─── WORKING DATA
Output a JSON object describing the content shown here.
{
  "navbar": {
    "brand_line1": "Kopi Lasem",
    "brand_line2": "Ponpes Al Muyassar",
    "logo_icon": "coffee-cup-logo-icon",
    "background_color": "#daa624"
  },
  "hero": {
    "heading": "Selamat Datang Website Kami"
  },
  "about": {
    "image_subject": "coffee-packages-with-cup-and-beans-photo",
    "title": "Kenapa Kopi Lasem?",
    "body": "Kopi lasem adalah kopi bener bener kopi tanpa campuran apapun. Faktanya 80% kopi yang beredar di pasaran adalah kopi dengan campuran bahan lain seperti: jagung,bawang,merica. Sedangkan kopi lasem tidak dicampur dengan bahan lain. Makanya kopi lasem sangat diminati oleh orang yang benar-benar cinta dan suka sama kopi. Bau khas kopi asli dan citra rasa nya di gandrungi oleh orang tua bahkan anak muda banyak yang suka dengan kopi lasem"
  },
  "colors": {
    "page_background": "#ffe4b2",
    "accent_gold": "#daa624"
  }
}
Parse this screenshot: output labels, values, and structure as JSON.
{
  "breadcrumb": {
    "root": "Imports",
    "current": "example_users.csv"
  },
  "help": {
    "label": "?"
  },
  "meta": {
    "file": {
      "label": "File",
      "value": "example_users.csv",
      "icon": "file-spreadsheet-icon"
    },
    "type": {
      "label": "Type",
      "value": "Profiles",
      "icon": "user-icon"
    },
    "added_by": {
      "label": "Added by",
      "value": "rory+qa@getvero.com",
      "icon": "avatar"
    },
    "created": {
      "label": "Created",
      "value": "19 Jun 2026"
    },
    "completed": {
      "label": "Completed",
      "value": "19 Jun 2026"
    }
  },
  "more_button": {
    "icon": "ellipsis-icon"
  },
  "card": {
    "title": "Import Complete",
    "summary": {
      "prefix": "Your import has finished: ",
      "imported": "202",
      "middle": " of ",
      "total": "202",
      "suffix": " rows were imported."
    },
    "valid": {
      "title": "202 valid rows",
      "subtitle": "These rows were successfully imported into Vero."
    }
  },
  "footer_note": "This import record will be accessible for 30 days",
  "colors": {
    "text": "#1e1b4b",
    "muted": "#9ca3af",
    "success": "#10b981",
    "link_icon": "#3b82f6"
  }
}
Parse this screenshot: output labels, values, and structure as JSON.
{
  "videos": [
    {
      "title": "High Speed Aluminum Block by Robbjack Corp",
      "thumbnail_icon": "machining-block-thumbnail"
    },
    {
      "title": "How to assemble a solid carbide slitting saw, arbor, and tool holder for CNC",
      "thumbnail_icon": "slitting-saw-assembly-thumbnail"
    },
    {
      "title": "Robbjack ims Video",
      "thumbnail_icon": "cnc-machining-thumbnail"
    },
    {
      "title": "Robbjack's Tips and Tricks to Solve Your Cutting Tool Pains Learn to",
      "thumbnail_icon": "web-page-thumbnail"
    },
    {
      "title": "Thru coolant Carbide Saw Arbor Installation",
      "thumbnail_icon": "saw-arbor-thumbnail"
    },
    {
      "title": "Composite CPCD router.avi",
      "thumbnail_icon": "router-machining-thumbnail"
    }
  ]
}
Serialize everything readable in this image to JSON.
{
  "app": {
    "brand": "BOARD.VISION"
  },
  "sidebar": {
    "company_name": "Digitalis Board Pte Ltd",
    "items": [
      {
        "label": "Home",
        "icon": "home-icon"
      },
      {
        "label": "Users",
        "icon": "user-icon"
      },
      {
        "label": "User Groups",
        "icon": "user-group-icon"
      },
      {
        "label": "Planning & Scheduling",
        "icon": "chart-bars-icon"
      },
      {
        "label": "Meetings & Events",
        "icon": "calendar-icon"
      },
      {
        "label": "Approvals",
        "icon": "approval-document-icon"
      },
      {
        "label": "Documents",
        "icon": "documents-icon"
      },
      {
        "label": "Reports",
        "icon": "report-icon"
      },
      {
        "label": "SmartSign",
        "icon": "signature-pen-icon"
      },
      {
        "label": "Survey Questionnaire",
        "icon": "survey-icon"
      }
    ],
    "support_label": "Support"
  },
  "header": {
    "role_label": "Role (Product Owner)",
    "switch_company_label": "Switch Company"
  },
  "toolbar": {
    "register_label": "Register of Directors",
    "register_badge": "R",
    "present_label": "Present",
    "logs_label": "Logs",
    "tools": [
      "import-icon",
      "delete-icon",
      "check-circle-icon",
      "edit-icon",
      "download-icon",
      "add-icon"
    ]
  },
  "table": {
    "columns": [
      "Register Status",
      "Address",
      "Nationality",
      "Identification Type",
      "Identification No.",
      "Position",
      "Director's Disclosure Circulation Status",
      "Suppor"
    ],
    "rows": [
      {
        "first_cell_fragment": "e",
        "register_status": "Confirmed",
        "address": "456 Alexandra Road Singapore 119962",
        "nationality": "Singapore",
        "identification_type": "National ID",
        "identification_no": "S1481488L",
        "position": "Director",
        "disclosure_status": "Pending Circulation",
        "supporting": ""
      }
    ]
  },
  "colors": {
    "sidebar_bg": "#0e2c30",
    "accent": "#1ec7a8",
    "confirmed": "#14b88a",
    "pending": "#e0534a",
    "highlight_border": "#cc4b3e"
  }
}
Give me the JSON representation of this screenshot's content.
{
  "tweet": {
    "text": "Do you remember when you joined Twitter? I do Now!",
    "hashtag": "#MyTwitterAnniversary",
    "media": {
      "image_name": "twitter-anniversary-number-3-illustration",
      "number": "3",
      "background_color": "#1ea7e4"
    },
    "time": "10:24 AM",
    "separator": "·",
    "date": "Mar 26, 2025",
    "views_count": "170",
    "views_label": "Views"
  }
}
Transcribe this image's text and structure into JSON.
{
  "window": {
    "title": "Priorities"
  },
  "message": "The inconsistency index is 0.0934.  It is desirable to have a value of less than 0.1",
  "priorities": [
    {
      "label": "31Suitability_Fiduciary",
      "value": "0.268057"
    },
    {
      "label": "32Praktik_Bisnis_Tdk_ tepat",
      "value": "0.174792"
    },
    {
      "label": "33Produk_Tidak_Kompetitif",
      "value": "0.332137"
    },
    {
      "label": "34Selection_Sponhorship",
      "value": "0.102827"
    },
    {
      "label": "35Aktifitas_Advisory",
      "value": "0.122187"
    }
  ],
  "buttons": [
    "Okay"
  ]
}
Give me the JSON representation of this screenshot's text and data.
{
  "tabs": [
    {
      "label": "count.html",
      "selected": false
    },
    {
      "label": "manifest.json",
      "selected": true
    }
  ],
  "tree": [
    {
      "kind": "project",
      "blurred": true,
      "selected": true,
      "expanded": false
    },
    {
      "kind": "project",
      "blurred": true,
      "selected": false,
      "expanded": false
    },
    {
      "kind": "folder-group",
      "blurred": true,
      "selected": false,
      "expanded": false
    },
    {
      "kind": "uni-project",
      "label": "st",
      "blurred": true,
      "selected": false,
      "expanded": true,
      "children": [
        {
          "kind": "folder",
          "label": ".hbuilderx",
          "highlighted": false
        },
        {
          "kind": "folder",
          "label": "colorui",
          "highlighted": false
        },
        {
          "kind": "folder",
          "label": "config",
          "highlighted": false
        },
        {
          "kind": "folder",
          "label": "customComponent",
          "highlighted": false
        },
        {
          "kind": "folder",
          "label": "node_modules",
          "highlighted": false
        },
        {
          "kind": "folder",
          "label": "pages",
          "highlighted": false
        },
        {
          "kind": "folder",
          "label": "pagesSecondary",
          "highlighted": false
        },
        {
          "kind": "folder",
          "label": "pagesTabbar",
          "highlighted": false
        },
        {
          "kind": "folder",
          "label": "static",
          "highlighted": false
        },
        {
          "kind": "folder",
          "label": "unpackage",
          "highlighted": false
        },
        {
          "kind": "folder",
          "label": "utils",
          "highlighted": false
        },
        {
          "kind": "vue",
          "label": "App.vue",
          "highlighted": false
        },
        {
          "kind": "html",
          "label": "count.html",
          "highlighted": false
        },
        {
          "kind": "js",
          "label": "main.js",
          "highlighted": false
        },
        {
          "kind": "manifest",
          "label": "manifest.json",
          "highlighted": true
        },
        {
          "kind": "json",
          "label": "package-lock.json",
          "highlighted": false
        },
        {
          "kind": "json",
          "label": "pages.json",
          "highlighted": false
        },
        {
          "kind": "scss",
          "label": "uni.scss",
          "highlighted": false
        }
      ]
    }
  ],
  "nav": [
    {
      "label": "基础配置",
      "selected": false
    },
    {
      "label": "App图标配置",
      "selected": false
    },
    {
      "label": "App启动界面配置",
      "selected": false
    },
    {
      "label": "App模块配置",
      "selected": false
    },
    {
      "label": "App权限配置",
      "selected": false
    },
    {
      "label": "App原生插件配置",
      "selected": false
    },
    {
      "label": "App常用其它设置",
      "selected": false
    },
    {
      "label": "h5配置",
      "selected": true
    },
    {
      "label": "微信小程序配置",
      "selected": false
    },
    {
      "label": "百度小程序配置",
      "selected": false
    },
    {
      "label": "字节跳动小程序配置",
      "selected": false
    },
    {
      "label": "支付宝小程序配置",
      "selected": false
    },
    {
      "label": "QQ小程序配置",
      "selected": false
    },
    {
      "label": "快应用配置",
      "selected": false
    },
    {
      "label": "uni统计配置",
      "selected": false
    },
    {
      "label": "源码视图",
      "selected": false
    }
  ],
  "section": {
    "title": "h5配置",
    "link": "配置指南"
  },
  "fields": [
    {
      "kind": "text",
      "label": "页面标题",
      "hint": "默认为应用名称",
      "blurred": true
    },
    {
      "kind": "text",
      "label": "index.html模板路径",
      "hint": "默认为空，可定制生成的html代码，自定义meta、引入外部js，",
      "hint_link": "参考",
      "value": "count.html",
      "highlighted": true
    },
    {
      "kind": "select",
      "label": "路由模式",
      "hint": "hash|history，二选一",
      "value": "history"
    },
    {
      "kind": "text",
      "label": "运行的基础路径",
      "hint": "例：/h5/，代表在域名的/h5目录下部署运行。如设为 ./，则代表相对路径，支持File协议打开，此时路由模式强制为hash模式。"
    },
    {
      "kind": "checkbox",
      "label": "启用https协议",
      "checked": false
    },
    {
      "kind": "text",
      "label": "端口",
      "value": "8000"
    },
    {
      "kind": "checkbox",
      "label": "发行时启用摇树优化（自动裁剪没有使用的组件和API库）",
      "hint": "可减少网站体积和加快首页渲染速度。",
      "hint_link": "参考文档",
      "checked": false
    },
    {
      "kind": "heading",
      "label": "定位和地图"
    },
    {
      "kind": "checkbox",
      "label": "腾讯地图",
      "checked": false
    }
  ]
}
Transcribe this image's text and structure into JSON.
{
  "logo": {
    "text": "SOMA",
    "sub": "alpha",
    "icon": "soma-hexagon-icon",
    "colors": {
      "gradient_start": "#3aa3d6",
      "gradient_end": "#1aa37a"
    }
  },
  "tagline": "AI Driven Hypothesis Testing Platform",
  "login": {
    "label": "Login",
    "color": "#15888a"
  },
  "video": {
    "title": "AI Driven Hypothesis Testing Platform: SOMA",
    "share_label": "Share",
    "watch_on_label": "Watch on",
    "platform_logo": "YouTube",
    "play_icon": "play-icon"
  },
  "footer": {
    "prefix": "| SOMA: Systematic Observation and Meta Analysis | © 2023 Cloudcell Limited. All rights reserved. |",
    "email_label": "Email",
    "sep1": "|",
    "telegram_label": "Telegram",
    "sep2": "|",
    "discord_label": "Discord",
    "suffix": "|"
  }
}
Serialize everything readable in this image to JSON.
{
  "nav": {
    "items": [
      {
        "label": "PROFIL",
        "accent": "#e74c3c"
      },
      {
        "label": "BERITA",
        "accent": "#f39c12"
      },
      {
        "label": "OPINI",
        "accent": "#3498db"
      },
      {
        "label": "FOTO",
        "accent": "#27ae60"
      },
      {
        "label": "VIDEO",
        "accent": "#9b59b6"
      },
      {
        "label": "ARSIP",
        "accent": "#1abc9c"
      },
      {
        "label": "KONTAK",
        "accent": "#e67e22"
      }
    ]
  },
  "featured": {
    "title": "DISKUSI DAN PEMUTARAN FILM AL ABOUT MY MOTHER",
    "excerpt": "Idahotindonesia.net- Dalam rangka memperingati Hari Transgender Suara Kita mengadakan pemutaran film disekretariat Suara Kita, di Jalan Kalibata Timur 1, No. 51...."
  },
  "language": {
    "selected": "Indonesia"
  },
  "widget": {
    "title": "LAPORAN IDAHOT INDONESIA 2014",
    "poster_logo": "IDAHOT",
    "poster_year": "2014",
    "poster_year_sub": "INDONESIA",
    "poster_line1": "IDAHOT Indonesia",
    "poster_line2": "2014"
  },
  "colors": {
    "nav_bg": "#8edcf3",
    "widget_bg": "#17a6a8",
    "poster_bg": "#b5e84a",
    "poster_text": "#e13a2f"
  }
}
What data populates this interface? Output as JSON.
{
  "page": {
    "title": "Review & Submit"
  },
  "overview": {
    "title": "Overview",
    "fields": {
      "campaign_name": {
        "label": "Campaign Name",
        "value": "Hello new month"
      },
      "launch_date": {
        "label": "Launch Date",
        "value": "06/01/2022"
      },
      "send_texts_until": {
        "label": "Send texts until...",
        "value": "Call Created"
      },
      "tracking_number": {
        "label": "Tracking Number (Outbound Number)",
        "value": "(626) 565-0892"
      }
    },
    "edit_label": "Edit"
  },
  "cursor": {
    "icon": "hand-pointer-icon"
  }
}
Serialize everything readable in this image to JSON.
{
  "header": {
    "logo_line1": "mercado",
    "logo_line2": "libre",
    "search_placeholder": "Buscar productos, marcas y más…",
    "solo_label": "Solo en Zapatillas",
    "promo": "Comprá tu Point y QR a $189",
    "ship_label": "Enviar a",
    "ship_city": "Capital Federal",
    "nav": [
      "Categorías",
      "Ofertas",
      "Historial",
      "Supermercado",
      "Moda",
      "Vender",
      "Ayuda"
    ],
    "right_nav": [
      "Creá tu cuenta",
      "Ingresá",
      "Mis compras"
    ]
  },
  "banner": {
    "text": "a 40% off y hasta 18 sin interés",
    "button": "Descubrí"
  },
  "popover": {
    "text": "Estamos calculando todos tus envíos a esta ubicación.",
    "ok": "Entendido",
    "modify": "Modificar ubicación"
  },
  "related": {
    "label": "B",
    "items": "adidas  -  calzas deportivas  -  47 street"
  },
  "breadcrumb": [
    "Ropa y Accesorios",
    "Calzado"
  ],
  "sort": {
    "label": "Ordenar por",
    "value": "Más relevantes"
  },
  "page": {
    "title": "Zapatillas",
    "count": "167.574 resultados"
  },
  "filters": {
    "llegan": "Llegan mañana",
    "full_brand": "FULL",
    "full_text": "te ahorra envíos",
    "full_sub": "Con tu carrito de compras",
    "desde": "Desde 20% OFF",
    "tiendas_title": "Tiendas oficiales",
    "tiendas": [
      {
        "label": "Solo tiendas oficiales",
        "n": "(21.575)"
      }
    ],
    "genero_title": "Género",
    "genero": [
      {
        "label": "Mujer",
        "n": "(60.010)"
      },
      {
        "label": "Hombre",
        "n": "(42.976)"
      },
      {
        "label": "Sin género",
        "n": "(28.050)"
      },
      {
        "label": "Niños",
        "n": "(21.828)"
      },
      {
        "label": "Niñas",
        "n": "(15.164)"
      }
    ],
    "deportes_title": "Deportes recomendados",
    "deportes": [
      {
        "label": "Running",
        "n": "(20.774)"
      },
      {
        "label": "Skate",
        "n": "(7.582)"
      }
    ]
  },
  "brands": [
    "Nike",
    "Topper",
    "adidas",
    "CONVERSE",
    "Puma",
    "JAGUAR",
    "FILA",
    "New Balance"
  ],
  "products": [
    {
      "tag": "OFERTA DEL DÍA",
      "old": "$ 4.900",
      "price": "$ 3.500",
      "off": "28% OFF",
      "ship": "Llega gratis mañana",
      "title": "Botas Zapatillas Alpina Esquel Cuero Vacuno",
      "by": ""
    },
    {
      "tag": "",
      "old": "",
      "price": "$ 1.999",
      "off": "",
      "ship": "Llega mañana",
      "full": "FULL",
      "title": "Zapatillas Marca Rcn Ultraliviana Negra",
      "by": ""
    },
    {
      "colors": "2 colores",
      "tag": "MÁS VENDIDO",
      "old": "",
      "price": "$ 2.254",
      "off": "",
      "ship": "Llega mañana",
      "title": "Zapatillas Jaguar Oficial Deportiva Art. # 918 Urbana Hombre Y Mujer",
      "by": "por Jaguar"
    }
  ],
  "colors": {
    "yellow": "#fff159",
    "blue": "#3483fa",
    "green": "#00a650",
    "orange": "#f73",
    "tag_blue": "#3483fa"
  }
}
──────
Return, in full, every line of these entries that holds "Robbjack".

      "title": "High Speed Aluminum Block by Robbjack Corp",
      "title": "Robbjack ims Video",
      "title": "Robbjack's Tips and Tricks to Solve Your Cutting Tool Pains Learn to",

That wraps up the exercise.